Uninstalling a package is just as easy as installing the package:
$ sudo apt-get remove wordpress
Unfortunately, the apt-get remove command leave all of the configuration files intact. To remove those as well, you’ll want to use apt-get purge:
$ sudo apt-get purge wordpress
Every now and then, you might run across a situation where there are broken dependencies. This usually happens when you don’t run apt-get update properly, mangling the database. Fortunately, APT has a fix for it:
$ sudo apt-get –f install
Since APT downloads all of the *.deb files from the repository right to your machine (stores them in /var/cache/apt/archives) you might want to periodically remove them to free up disk space:
$ sudo apt-get clean
This is just a small fraction of APT, APT-Cache and some of its useful commands. There are still lot to learn and explore some more advanced commands at below article.

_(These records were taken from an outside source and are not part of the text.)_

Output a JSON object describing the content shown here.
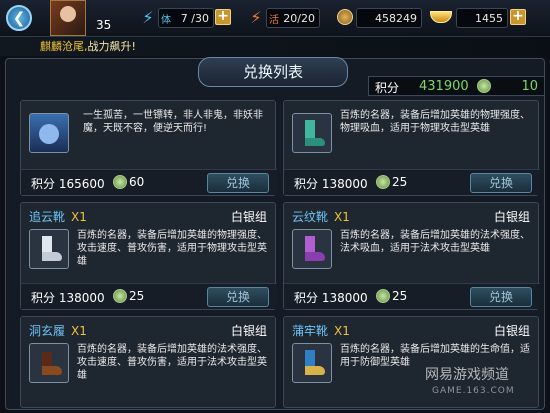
{
  "header": {
    "level": "35",
    "stamina": {
      "icon": "lightning-stamina-icon",
      "label": "体",
      "value": "7 /30"
    },
    "energy": {
      "icon": "lightning-energy-icon",
      "label": "活",
      "value": "20/20"
    },
    "coins": {
      "icon": "copper-coin-icon",
      "value": "458249"
    },
    "ingots": {
      "icon": "gold-ingot-icon",
      "value": "1455"
    }
  },
  "notice": {
    "highlight": "麒麟沧尾,",
    "text": "战力飙升!"
  },
  "panel": {
    "title": "兑换列表",
    "score_label": "积分",
    "score_value": "431900",
    "jade_value": "10"
  },
  "items": [
    {
      "name": "",
      "qty": "",
      "group": "",
      "desc": "一生孤苦，一世镖转，非人非鬼，非妖非魔，天既不容，便逆天而行!",
      "cost_label": "积分",
      "cost": "165600",
      "jade": "60",
      "button": "兑换",
      "icon": "blue-hair-hero-portrait"
    },
    {
      "name": "",
      "qty": "",
      "group": "",
      "desc": "百炼的名器，装备后增加英雄的物理强度、物理吸血，适用于物理攻击型英雄",
      "cost_label": "积分",
      "cost": "138000",
      "jade": "25",
      "button": "兑换",
      "icon": "green-boots-icon"
    },
    {
      "name": "追云靴",
      "qty": "X1",
      "group": "白银组",
      "desc": "百炼的名器，装备后增加英雄的物理强度、攻击速度、普攻伤害，适用于物理攻击型英雄",
      "cost_label": "积分",
      "cost": "138000",
      "jade": "25",
      "button": "兑换",
      "icon": "white-boots-icon"
    },
    {
      "name": "云纹靴",
      "qty": "X1",
      "group": "白银组",
      "desc": "百炼的名器，装备后增加英雄的法术强度、法术吸血，适用于法术攻击型英雄",
      "cost_label": "积分",
      "cost": "138000",
      "jade": "25",
      "button": "兑换",
      "icon": "purple-boots-icon"
    },
    {
      "name": "洞玄履",
      "qty": "X1",
      "group": "白银组",
      "desc": "百炼的名器，装备后增加英雄的法术强度、攻击速度、普攻伤害，适用于法术攻击型英雄",
      "icon": "dark-shoes-icon"
    },
    {
      "name": "蒲牢靴",
      "qty": "X1",
      "group": "白银组",
      "desc": "百炼的名器，装备后增加英雄的生命值，适用于防御型英雄",
      "icon": "blue-gold-boots-icon"
    }
  ],
  "watermark": {
    "line1": "网易游戏频道",
    "line2": "GAME.163.COM"
  },
  "colors": {
    "accent": "#6fc3f5",
    "gold": "#f0c23a",
    "green": "#7bd66b"
  }
}
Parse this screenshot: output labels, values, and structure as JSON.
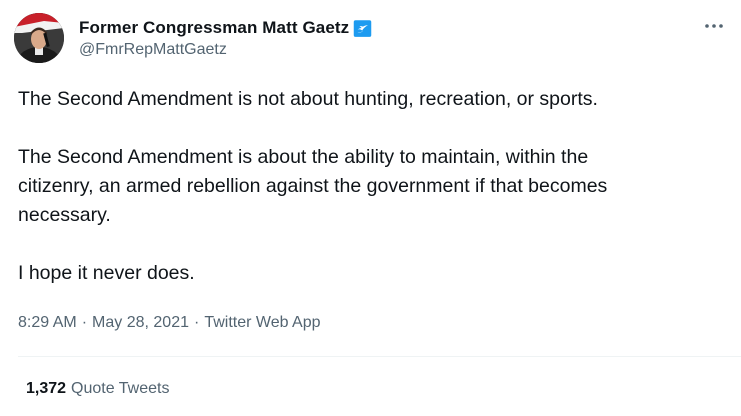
{
  "author": {
    "display_name": "Former Congressman Matt Gaetz",
    "handle": "@FmrRepMattGaetz",
    "verified_badge_icon": "verified-check-icon",
    "avatar_icon": "profile-photo"
  },
  "tweet": {
    "lines": [
      "The Second Amendment is not about hunting, recreation, or sports.",
      "The Second Amendment is about the ability to maintain, within the",
      "citizenry, an armed rebellion against the government if that becomes",
      "necessary.",
      "I hope it never does."
    ]
  },
  "meta": {
    "time": "8:29 AM",
    "separator": "·",
    "date": "May 28, 2021",
    "source": "Twitter Web App"
  },
  "engagement": {
    "quote_count": "1,372",
    "quote_label": "Quote Tweets"
  },
  "colors": {
    "text": "#0f1419",
    "secondary": "#536471",
    "verified": "#1d9bf0",
    "divider": "#eff3f4"
  }
}
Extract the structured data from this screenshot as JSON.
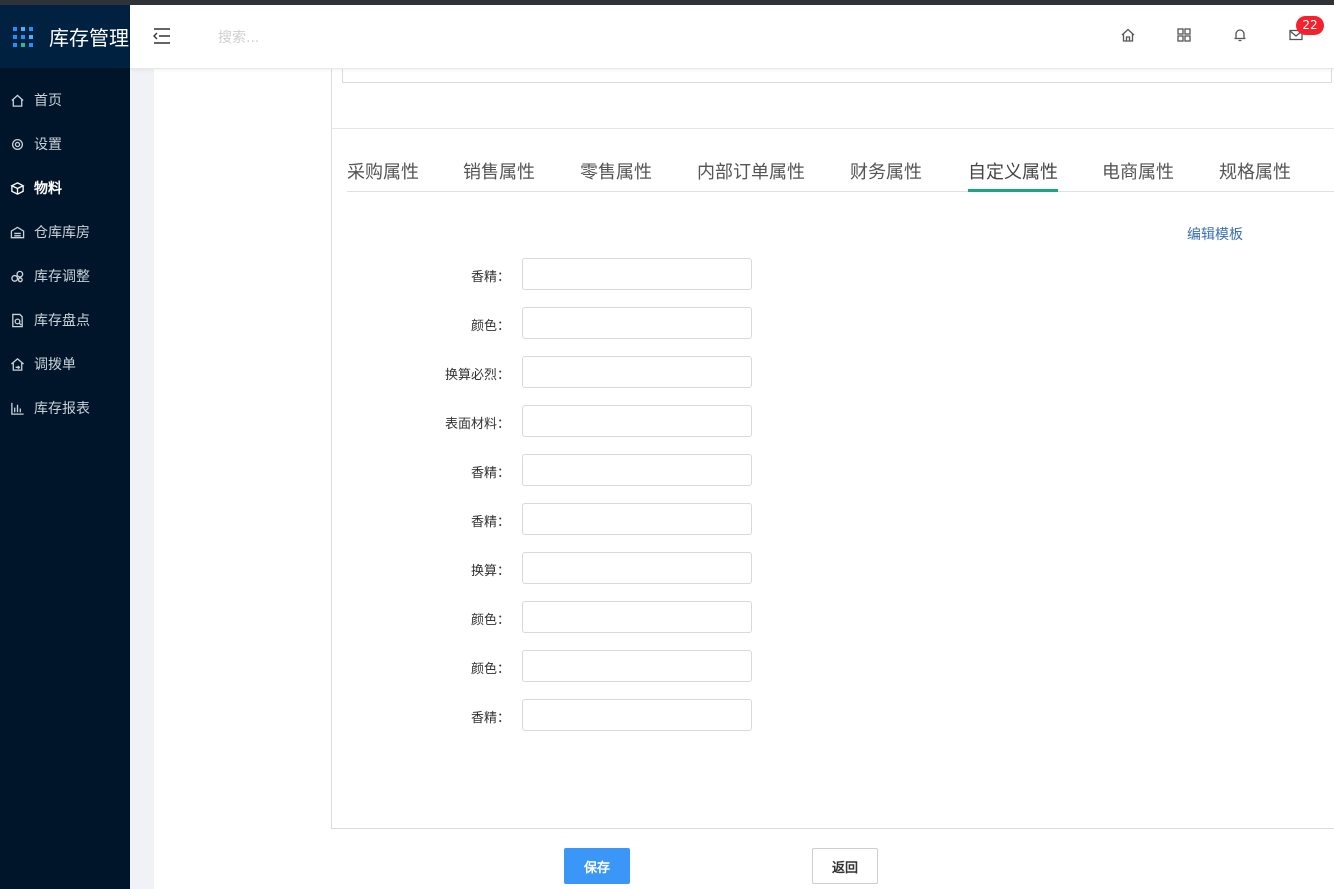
{
  "app": {
    "title": "库存管理"
  },
  "sidebar": {
    "items": [
      {
        "label": "首页",
        "icon": "home-icon",
        "active": false
      },
      {
        "label": "设置",
        "icon": "gear-icon",
        "active": false
      },
      {
        "label": "物料",
        "icon": "box-icon",
        "active": true
      },
      {
        "label": "仓库库房",
        "icon": "warehouse-icon",
        "active": false
      },
      {
        "label": "库存调整",
        "icon": "adjust-icon",
        "active": false
      },
      {
        "label": "库存盘点",
        "icon": "inventory-check-icon",
        "active": false
      },
      {
        "label": "调拨单",
        "icon": "transfer-icon",
        "active": false
      },
      {
        "label": "库存报表",
        "icon": "bar-chart-icon",
        "active": false
      }
    ]
  },
  "header": {
    "search_placeholder": "搜索...",
    "icons": [
      "home-icon",
      "apps-grid-icon",
      "bell-icon",
      "mail-icon"
    ],
    "mail_badge": "22"
  },
  "tabs": [
    {
      "label": "采购属性",
      "active": false
    },
    {
      "label": "销售属性",
      "active": false
    },
    {
      "label": "零售属性",
      "active": false
    },
    {
      "label": "内部订单属性",
      "active": false
    },
    {
      "label": "财务属性",
      "active": false
    },
    {
      "label": "自定义属性",
      "active": true
    },
    {
      "label": "电商属性",
      "active": false
    },
    {
      "label": "规格属性",
      "active": false
    }
  ],
  "edit_template_link": "编辑模板",
  "form": {
    "fields": [
      {
        "label": "香精：",
        "value": ""
      },
      {
        "label": "颜色：",
        "value": ""
      },
      {
        "label": "换算必烈：",
        "value": ""
      },
      {
        "label": "表面材料：",
        "value": ""
      },
      {
        "label": "香精：",
        "value": ""
      },
      {
        "label": "香精：",
        "value": ""
      },
      {
        "label": "换算：",
        "value": ""
      },
      {
        "label": "颜色：",
        "value": ""
      },
      {
        "label": "颜色：",
        "value": ""
      },
      {
        "label": "香精：",
        "value": ""
      }
    ]
  },
  "footer": {
    "save_label": "保存",
    "back_label": "返回"
  },
  "colors": {
    "sidebar_bg": "#001529",
    "accent_tab": "#1aa583",
    "primary_button": "#3a97f8",
    "badge": "#f5222d",
    "link": "#3a6fb0"
  }
}
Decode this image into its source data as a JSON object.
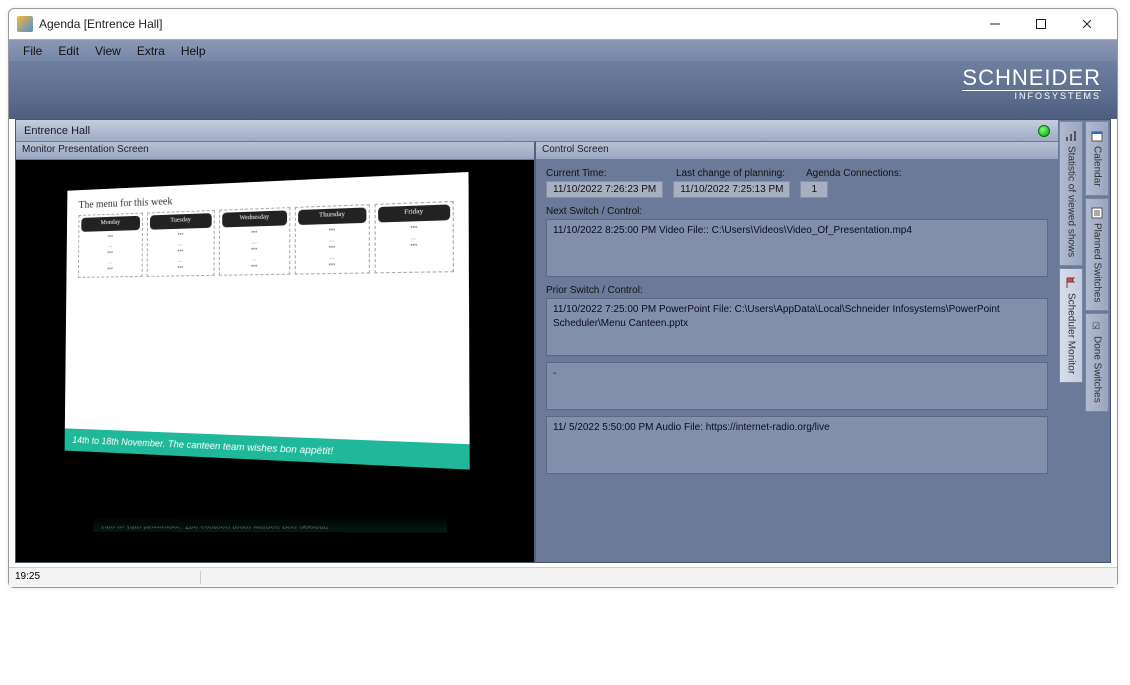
{
  "window": {
    "title": "Agenda [Entrence Hall]"
  },
  "menu": {
    "file": "File",
    "edit": "Edit",
    "view": "View",
    "extra": "Extra",
    "help": "Help"
  },
  "brand": {
    "name": "SCHNEIDER",
    "sub": "INFOSYSTEMS"
  },
  "panel": {
    "location": "Entrence Hall"
  },
  "left": {
    "title": "Monitor Presentation Screen"
  },
  "slide": {
    "heading": "The menu for this week",
    "days": [
      "Monday",
      "Tuesday",
      "Wednesday",
      "Thursday",
      "Friday"
    ],
    "banner": "14th to 18th November. The canteen team wishes bon appétit!"
  },
  "right": {
    "title": "Control Screen",
    "labels": {
      "current": "Current Time:",
      "lastchange": "Last change of planning:",
      "connections": "Agenda Connections:",
      "next": "Next Switch / Control:",
      "prior": "Prior Switch / Control:"
    },
    "values": {
      "current": "11/10/2022 7:26:23 PM",
      "lastchange": "11/10/2022 7:25:13 PM",
      "connections": "1"
    },
    "next_box": "11/10/2022 8:25:00 PM Video File:: C:\\Users\\Videos\\Video_Of_Presentation.mp4",
    "prior_boxes": [
      "11/10/2022 7:25:00 PM PowerPoint File: C:\\Users\\AppData\\Local\\Schneider Infosystems\\PowerPoint Scheduler\\Menu Canteen.pptx",
      "-",
      "11/  5/2022 5:50:00 PM Audio File:  https://internet-radio.org/live"
    ]
  },
  "side": {
    "tabs_col1": [
      "Statistic of viewed shows",
      "Scheduler Monitor"
    ],
    "tabs_col2": [
      "Calendar",
      "Planned Switches",
      "Done Switches"
    ]
  },
  "status": {
    "time": "19:25"
  }
}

As always, please have a look at the man pages for even more options. Once one gains a familiarity with APT, it is possible to write awesome Cron scripts to keep the system up to date.